- Contact Us
- Team Login
A key component of our project are the research seminars we regularly hold throughout the academic term to draw other co-investigators, students, and partners together for round-table discussions.
Tags: SSC Seminar Series
Wednesday, April 9, 2014, 12h30-14h00, Mac Corry D411
Anthony Amicelle, Assistant Professor, School of Criminology, Université de Montréal
The presentation aims to question dynamics of surveillance and control in relation to the fight against money laundering and terrorist financing. While the blurred notion of dirty money has become the meeting point of a constellation of interests, we argue that the configuration of financial surveillance works on the basis of a misapprehension.

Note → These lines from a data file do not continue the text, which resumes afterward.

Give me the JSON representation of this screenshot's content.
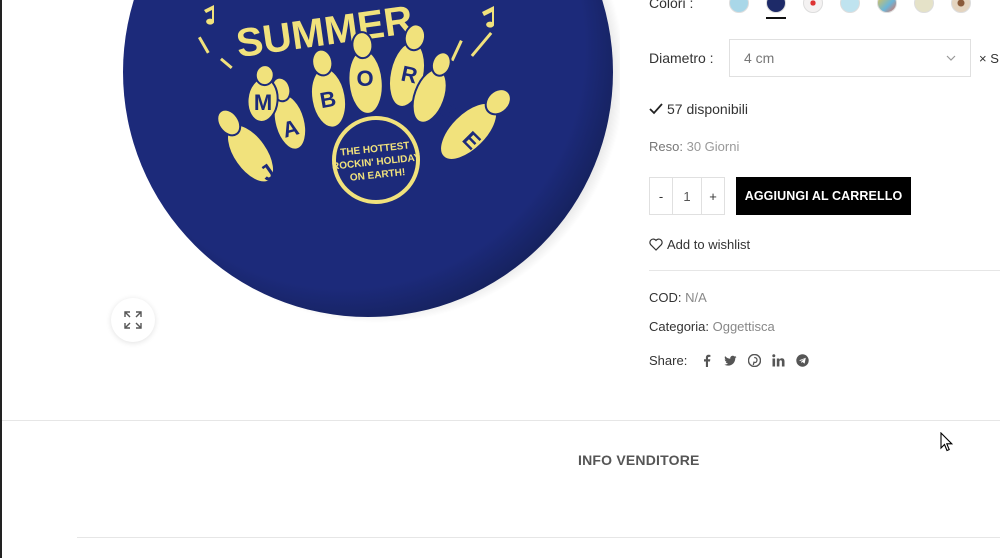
{
  "product": {
    "image_alt": "Summer Jamboree badge",
    "badge_text": {
      "headline": "SUMMER",
      "letters": [
        "J",
        "A",
        "M",
        "B",
        "O",
        "R",
        "E",
        "E"
      ],
      "tagline_1": "THE HOTTEST",
      "tagline_2": "ROCKIN' HOLIDAY",
      "tagline_3": "ON EARTH!"
    },
    "colors": {
      "badge_blue": "#1c2a7a",
      "badge_yellow": "#f1e27c"
    }
  },
  "variations": {
    "colors_label": "Colori :",
    "swatches": [
      {
        "name": "light-blue",
        "color": "#a9d7e8"
      },
      {
        "name": "dark-navy",
        "color": "#1d2a68"
      },
      {
        "name": "white-red",
        "color": "#f4f2f2"
      },
      {
        "name": "sky-blue",
        "color": "#bfe3ef"
      },
      {
        "name": "multicolor",
        "color": "#6cb6d8"
      },
      {
        "name": "cream",
        "color": "#e5e2c8"
      },
      {
        "name": "tan",
        "color": "#e4d4bf"
      }
    ],
    "diameter_label": "Diametro :",
    "diameter_value": "4 cm",
    "clear_label": "× S"
  },
  "stock": {
    "text": "57 disponibili"
  },
  "return": {
    "label": "Reso:",
    "value": "30 Giorni"
  },
  "cart": {
    "minus": "-",
    "quantity": "1",
    "plus": "+",
    "add_label": "AGGIUNGI AL CARRELLO"
  },
  "wishlist": {
    "label": "Add to wishlist"
  },
  "meta": {
    "sku_label": "COD:",
    "sku_value": "N/A",
    "category_label": "Categoria:",
    "category_value": "Oggettisca",
    "share_label": "Share:",
    "share_icons": [
      "facebook-icon",
      "twitter-icon",
      "pinterest-icon",
      "linkedin-icon",
      "telegram-icon"
    ]
  },
  "tabs": {
    "vendor_info": "INFO VENDITORE"
  }
}
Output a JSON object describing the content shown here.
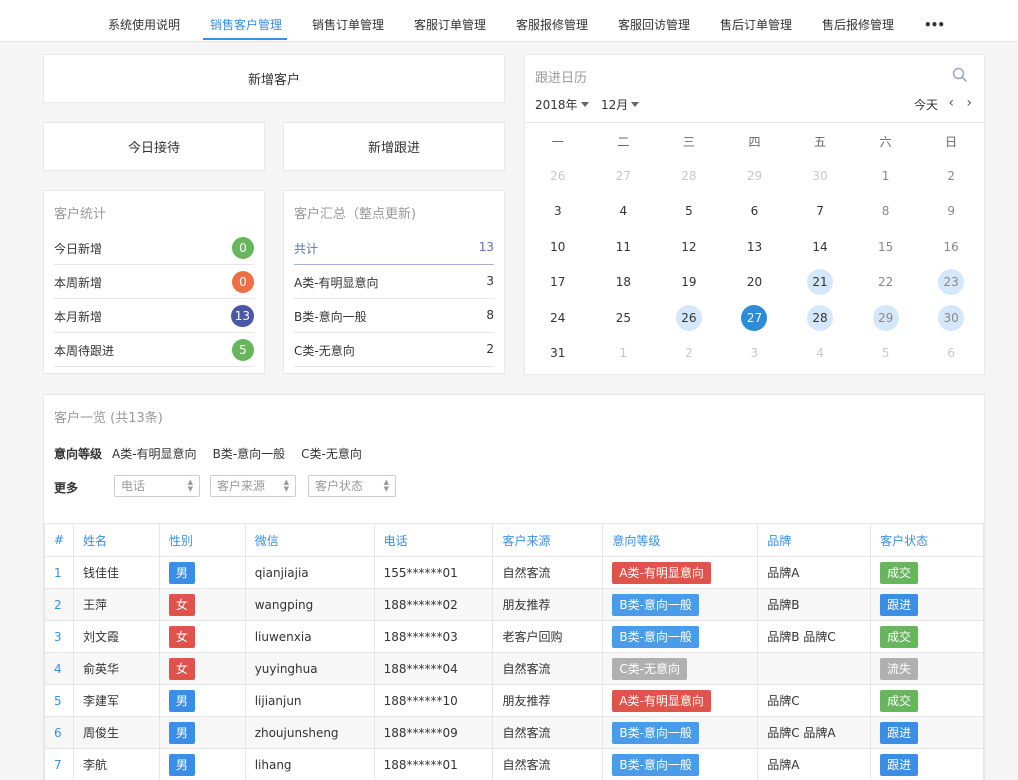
{
  "nav": {
    "tabs": [
      "系统使用说明",
      "销售客户管理",
      "销售订单管理",
      "客服订单管理",
      "客服报修管理",
      "客服回访管理",
      "售后订单管理",
      "售后报修管理"
    ],
    "more": "•••",
    "active_index": 1
  },
  "actions": {
    "new_customer": "新增客户",
    "today_reception": "今日接待",
    "new_followup": "新增跟进"
  },
  "customer_stats": {
    "title": "客户统计",
    "rows": [
      {
        "label": "今日新增",
        "value": "0",
        "color": "#67b55c"
      },
      {
        "label": "本周新增",
        "value": "0",
        "color": "#ee6f45"
      },
      {
        "label": "本月新增",
        "value": "13",
        "color": "#4957a6"
      },
      {
        "label": "本周待跟进",
        "value": "5",
        "color": "#67b55c"
      }
    ]
  },
  "customer_summary": {
    "title": "客户汇总（整点更新)",
    "total_label": "共计",
    "total_value": "13",
    "rows": [
      {
        "label": "A类-有明显意向",
        "value": "3"
      },
      {
        "label": "B类-意向一般",
        "value": "8"
      },
      {
        "label": "C类-无意向",
        "value": "2"
      }
    ]
  },
  "calendar": {
    "title": "跟进日历",
    "year": "2018年",
    "month": "12月",
    "today_label": "今天",
    "prev": "‹",
    "next": "›",
    "weekdays": [
      "一",
      "二",
      "三",
      "四",
      "五",
      "六",
      "日"
    ],
    "weeks": [
      [
        {
          "d": "26",
          "s": "muted"
        },
        {
          "d": "27",
          "s": "muted"
        },
        {
          "d": "28",
          "s": "muted"
        },
        {
          "d": "29",
          "s": "muted"
        },
        {
          "d": "30",
          "s": "muted"
        },
        {
          "d": "1",
          "s": "weekend"
        },
        {
          "d": "2",
          "s": "weekend"
        }
      ],
      [
        {
          "d": "3",
          "s": ""
        },
        {
          "d": "4",
          "s": ""
        },
        {
          "d": "5",
          "s": ""
        },
        {
          "d": "6",
          "s": ""
        },
        {
          "d": "7",
          "s": ""
        },
        {
          "d": "8",
          "s": "weekend"
        },
        {
          "d": "9",
          "s": "weekend"
        }
      ],
      [
        {
          "d": "10",
          "s": ""
        },
        {
          "d": "11",
          "s": ""
        },
        {
          "d": "12",
          "s": ""
        },
        {
          "d": "13",
          "s": ""
        },
        {
          "d": "14",
          "s": ""
        },
        {
          "d": "15",
          "s": "weekend"
        },
        {
          "d": "16",
          "s": "weekend"
        }
      ],
      [
        {
          "d": "17",
          "s": ""
        },
        {
          "d": "18",
          "s": ""
        },
        {
          "d": "19",
          "s": ""
        },
        {
          "d": "20",
          "s": ""
        },
        {
          "d": "21",
          "s": "hl"
        },
        {
          "d": "22",
          "s": "weekend"
        },
        {
          "d": "23",
          "s": "weekend hl"
        }
      ],
      [
        {
          "d": "24",
          "s": ""
        },
        {
          "d": "25",
          "s": ""
        },
        {
          "d": "26",
          "s": "hl"
        },
        {
          "d": "27",
          "s": "today"
        },
        {
          "d": "28",
          "s": "hl"
        },
        {
          "d": "29",
          "s": "weekend hl"
        },
        {
          "d": "30",
          "s": "weekend hl"
        }
      ],
      [
        {
          "d": "31",
          "s": ""
        },
        {
          "d": "1",
          "s": "muted"
        },
        {
          "d": "2",
          "s": "muted"
        },
        {
          "d": "3",
          "s": "muted"
        },
        {
          "d": "4",
          "s": "muted"
        },
        {
          "d": "5",
          "s": "muted"
        },
        {
          "d": "6",
          "s": "muted"
        }
      ]
    ]
  },
  "customer_list": {
    "title": "客户一览 (共13条)",
    "intent_label": "意向等级",
    "intent_options": [
      "A类-有明显意向",
      "B类-意向一般",
      "C类-无意向"
    ],
    "more_label": "更多",
    "filters": [
      "电话",
      "客户来源",
      "客户状态"
    ],
    "columns": [
      "#",
      "姓名",
      "性别",
      "微信",
      "电话",
      "客户来源",
      "意向等级",
      "品牌",
      "客户状态"
    ],
    "colors": {
      "male": "#3a8ee6",
      "female": "#e0534a",
      "intent_a": "#e0534a",
      "intent_b": "#4a9be8",
      "intent_c": "#b0b0b0",
      "deal": "#67b55c",
      "follow": "#3a8ee6",
      "lost": "#b0b0b0"
    },
    "rows": [
      {
        "no": "1",
        "name": "钱佳佳",
        "gender": "男",
        "wechat": "qianjiajia",
        "phone": "155******01",
        "source": "自然客流",
        "intent": "A类-有明显意向",
        "brand": "品牌A",
        "status": "成交"
      },
      {
        "no": "2",
        "name": "王萍",
        "gender": "女",
        "wechat": "wangping",
        "phone": "188******02",
        "source": "朋友推荐",
        "intent": "B类-意向一般",
        "brand": "品牌B",
        "status": "跟进"
      },
      {
        "no": "3",
        "name": "刘文霞",
        "gender": "女",
        "wechat": "liuwenxia",
        "phone": "188******03",
        "source": "老客户回购",
        "intent": "B类-意向一般",
        "brand": "品牌B 品牌C",
        "status": "成交"
      },
      {
        "no": "4",
        "name": "俞英华",
        "gender": "女",
        "wechat": "yuyinghua",
        "phone": "188******04",
        "source": "自然客流",
        "intent": "C类-无意向",
        "brand": "",
        "status": "流失"
      },
      {
        "no": "5",
        "name": "李建军",
        "gender": "男",
        "wechat": "lijianjun",
        "phone": "188******10",
        "source": "朋友推荐",
        "intent": "A类-有明显意向",
        "brand": "品牌C",
        "status": "成交"
      },
      {
        "no": "6",
        "name": "周俊生",
        "gender": "男",
        "wechat": "zhoujunsheng",
        "phone": "188******09",
        "source": "自然客流",
        "intent": "B类-意向一般",
        "brand": "品牌C 品牌A",
        "status": "跟进"
      },
      {
        "no": "7",
        "name": "李航",
        "gender": "男",
        "wechat": "lihang",
        "phone": "188******01",
        "source": "自然客流",
        "intent": "B类-意向一般",
        "brand": "品牌A",
        "status": "跟进"
      }
    ]
  }
}
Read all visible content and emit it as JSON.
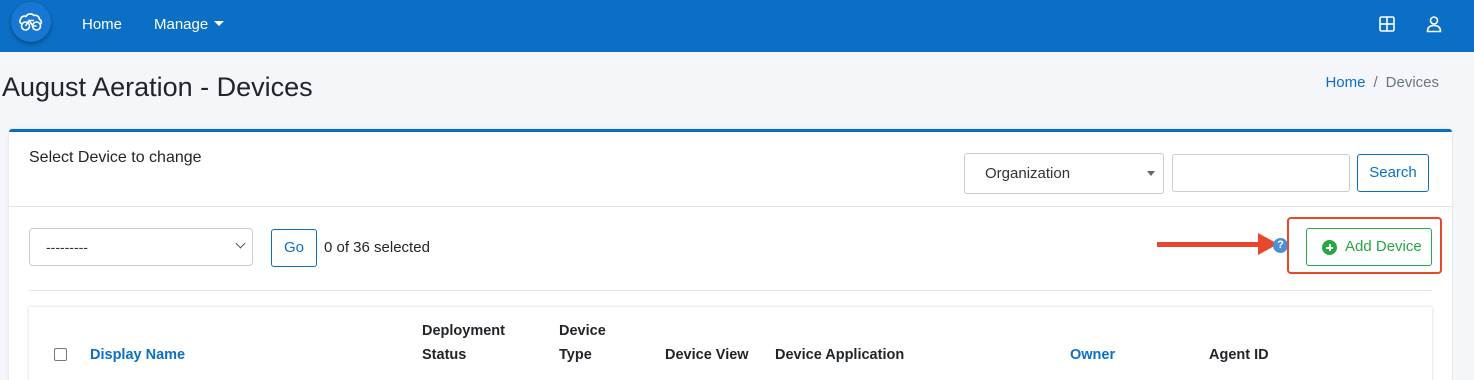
{
  "navbar": {
    "logo_icon": "bicycle-cloud-logo",
    "home_label": "Home",
    "manage_label": "Manage",
    "right_icons": [
      "grid-icon",
      "user-icon"
    ],
    "color": "#0b6fc6"
  },
  "page": {
    "title": "August Aeration - Devices",
    "breadcrumb": {
      "home": "Home",
      "separator": "/",
      "current": "Devices"
    }
  },
  "card": {
    "title": "Select Device to change",
    "filter": {
      "organization_value": "Organization",
      "search_value": "",
      "search_label": "Search"
    },
    "actions": {
      "action_value": "---------",
      "go_label": "Go",
      "selection_text": "0 of 36 selected"
    },
    "add_device": {
      "label": "Add Device",
      "help_glyph": "?"
    },
    "annotation_color": "#e8472b"
  },
  "table": {
    "headers": [
      {
        "key": "display_name",
        "label": "Display Name",
        "sortable": true
      },
      {
        "key": "deployment_status",
        "label": "Deployment Status",
        "line1": "Deployment",
        "line2": "Status",
        "sortable": false
      },
      {
        "key": "device_type",
        "label": "Device Type",
        "line1": "Device",
        "line2": "Type",
        "sortable": false
      },
      {
        "key": "device_view",
        "label": "Device View",
        "sortable": false
      },
      {
        "key": "device_application",
        "label": "Device Application",
        "sortable": false
      },
      {
        "key": "owner",
        "label": "Owner",
        "sortable": true
      },
      {
        "key": "agent_id",
        "label": "Agent ID",
        "sortable": false
      }
    ],
    "select_all_checked": false
  }
}
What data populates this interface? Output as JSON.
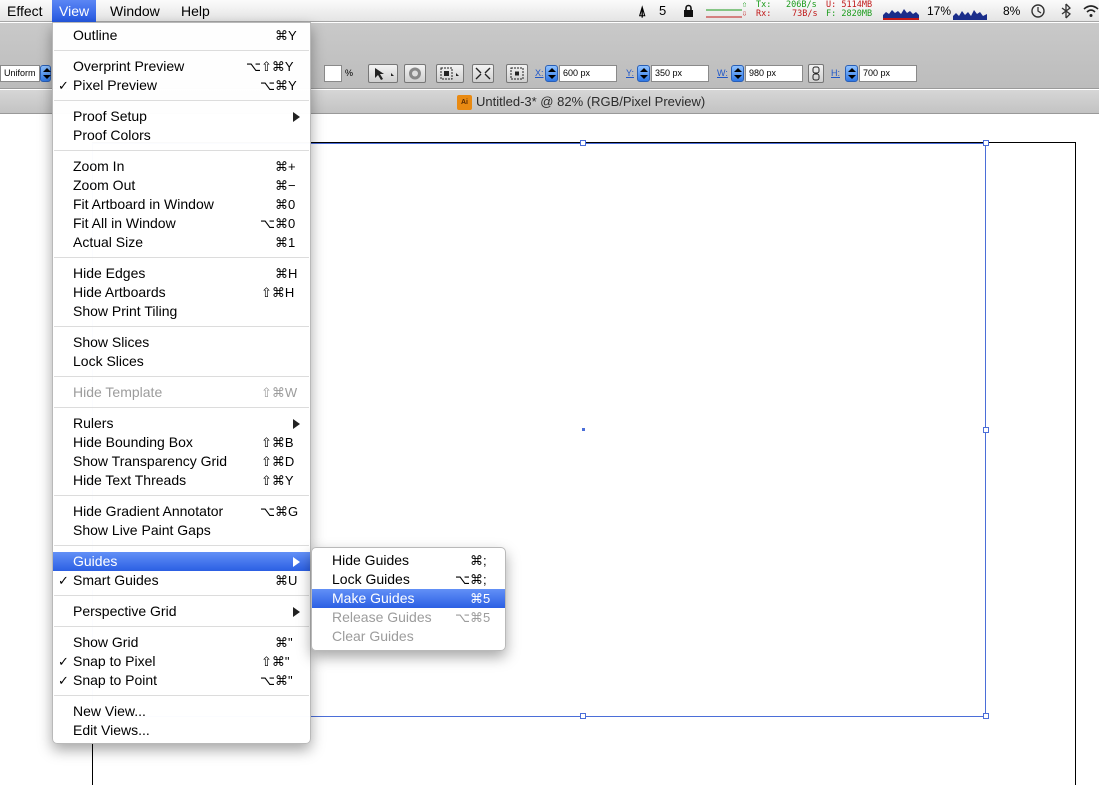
{
  "menubar": {
    "items": [
      "Effect",
      "View",
      "Window",
      "Help"
    ],
    "tray": {
      "adobe_badge": "5",
      "net_tx_label": "Tx:",
      "net_rx_label": "Rx:",
      "net_tx": "206B/s",
      "net_rx": "73B/s",
      "mem_used": "U: 5114MB",
      "mem_free": "F: 2820MB",
      "cpu1": "17%",
      "cpu2": "8%"
    }
  },
  "control_panel": {
    "stroke_profile": "Uniform",
    "pct_symbol": "%",
    "x_label": "X:",
    "x_value": "600 px",
    "y_label": "Y:",
    "y_value": "350 px",
    "w_label": "W:",
    "w_value": "980 px",
    "h_label": "H:",
    "h_value": "700 px"
  },
  "document": {
    "tab_title": "Untitled-3* @ 82% (RGB/Pixel Preview)",
    "app_icon_text": "Ai"
  },
  "view_menu": {
    "items": [
      {
        "label": "Outline",
        "shortcut": "⌘Y"
      },
      {
        "label": "Overprint Preview",
        "shortcut": "⌥⇧⌘Y"
      },
      {
        "label": "Pixel Preview",
        "shortcut": "⌥⌘Y",
        "checked": "✓"
      },
      {
        "label": "Proof Setup"
      },
      {
        "label": "Proof Colors"
      },
      {
        "label": "Zoom In",
        "shortcut": "⌘+"
      },
      {
        "label": "Zoom Out",
        "shortcut": "⌘−"
      },
      {
        "label": "Fit Artboard in Window",
        "shortcut": "⌘0"
      },
      {
        "label": "Fit All in Window",
        "shortcut": "⌥⌘0"
      },
      {
        "label": "Actual Size",
        "shortcut": "⌘1"
      },
      {
        "label": "Hide Edges",
        "shortcut": "⌘H"
      },
      {
        "label": "Hide Artboards",
        "shortcut": "⇧⌘H"
      },
      {
        "label": "Show Print Tiling"
      },
      {
        "label": "Show Slices"
      },
      {
        "label": "Lock Slices"
      },
      {
        "label": "Hide Template",
        "shortcut": "⇧⌘W"
      },
      {
        "label": "Rulers"
      },
      {
        "label": "Hide Bounding Box",
        "shortcut": "⇧⌘B"
      },
      {
        "label": "Show Transparency Grid",
        "shortcut": "⇧⌘D"
      },
      {
        "label": "Hide Text Threads",
        "shortcut": "⇧⌘Y"
      },
      {
        "label": "Hide Gradient Annotator",
        "shortcut": "⌥⌘G"
      },
      {
        "label": "Show Live Paint Gaps"
      },
      {
        "label": "Guides"
      },
      {
        "label": "Smart Guides",
        "shortcut": "⌘U",
        "checked": "✓"
      },
      {
        "label": "Perspective Grid"
      },
      {
        "label": "Show Grid",
        "shortcut": "⌘\""
      },
      {
        "label": "Snap to Pixel",
        "shortcut": "⇧⌘\"",
        "checked": "✓"
      },
      {
        "label": "Snap to Point",
        "shortcut": "⌥⌘\"",
        "checked": "✓"
      },
      {
        "label": "New View..."
      },
      {
        "label": "Edit Views..."
      }
    ]
  },
  "guides_submenu": {
    "items": [
      {
        "label": "Hide Guides",
        "shortcut": "⌘;"
      },
      {
        "label": "Lock Guides",
        "shortcut": "⌥⌘;"
      },
      {
        "label": "Make Guides",
        "shortcut": "⌘5"
      },
      {
        "label": "Release Guides",
        "shortcut": "⌥⌘5"
      },
      {
        "label": "Clear Guides"
      }
    ]
  }
}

Here, misapprehension is the main condition of possibility rather than an obstacle to the mobilization against dirty money that produces unexpected effects.
Wednesday, March 26, 2014, 12h30-14h00, Mac Corry D411
Krystle Maki, PhD Candidate, Department of Sociology, Queen's University
Drawing on the qualitative in-depth interviews from her doctoral research with OW caseworkers, Maki examines, from a human perspective, how caseworkers negotiate welfare surveillance. In other words, by focussing on the people behind the OW surveillance “apparatus”, she examines how policy is translated into the every day. In this way, the seminar explores how neoliberal subjectivity shapes caseworkers – and therefore, casework.
Wednesday, March 19, 2014, 12h30-14h00, Mac Corry D411
Drone Surveillance Research Group, SSC, Queen's University
The proliferation of Unmanned Aerial Vehicles (UAVs) raises privacy concerns when used for surveillance purposes. The SSC is investigating UAVs in Canada to provide policy recommendations to the Office of the Privacy Commissioner. The report examines historical development, privacy sensitive aspects, marketing by manufacturers and public knowledge of UAV use.
Wednesday, February 26: 12h30-14h00 Macdonald Hall 100 [note change of venue]
Adam Molnar, Postdoctoral Fellow, Surveillance Studies Centre, Queen's University
This talk examines policy-networks, laws, and socio-political practices that mediate how authorities in Canada and the US are adopting Unmanned Aerial Vehicles (UAVs). Comparing trends between Canada and the US affords critical insight into how domestic uses of UAVs are redefining privacy, law enforcement, and are expressing trends toward the militarization of domestic public safety assemblages.
Wednesday, February 5, 2014, 13h15-14h30, Mac Corry D411 [note change of time]
Scott Thompson, Postdoctoral Fellow, Surveillance Studies Centre, Queen's University
This seminar investigates the technologies and rationalities that the Liquor Control Board of Ontario deployed in order to demonstrate the impact that this institution had on populations deemed in need of control. The LCBO’s “list of known drunkards,” worked to (re)produce the false stereotype of alcohol abuse it tied to the First Nations populations in Ontario.
Agnieszka Leszczynski, Postdoctoral Fellow, Department of Geography, Queen's University
Wednesday, January 22
12:30pm to 2pm
Mackintosh-Corry Hall, Room D411
This talk examines how the effects of the pervasive erosion of locational privacy – underwritten by the convergence of digital ICTs and location – are manifesting unevenly for individuals who embody different gender identities/positionalities, and why it is that we should be attentive to questions around gender vis-à-vis locational privacy and surveillance.
Tuesday, January 7, 2014, 12h30-14h00, Mac Corry D411
Mark Salter, Professor, School of Political Studies, University of Ottawa
The relationship of surveillance studies scholars to politics has been a constant and productive site of tension and debate. Within the assemblage theory community, however, the question of engagement has been limited. This talk puts assemblage theory in discussion with academics to illuminate some of the political dynamics inherent in tracing these complex networks of causality and emergence.
Alice Marwick, Assistant Professor, Communication and Media Studies, Fordham University
Networked Privacy & Social Surveillance
Traditional models of privacy are individualistic, but networked data challenges how privacy operates. Social technologies enable people to widely share information about others without consent, and investigate what others are doing. This talk examines the relationship between social media, the shift to networked privacy, and the prevalence of social surveillance.
Didier Bigo, Professor, Department of War Studies, King's College London
Elspeth Guild, Professor, School of Law, Queen Mary, University of London
Implications of Cyber Mass Surveillance for Sovereignty, Security, Freedom, Fundamental Rights and Democracy after the revelation of the secret programs: PRISM, Tempora
What do we know concerning the surveillance programs spearheaded by the NSA? What they do (and do not), what fears have been generated by the revelation concentrating first on the specificities of cyber mass surveillance? What is the legality and legitimacy of the programmes?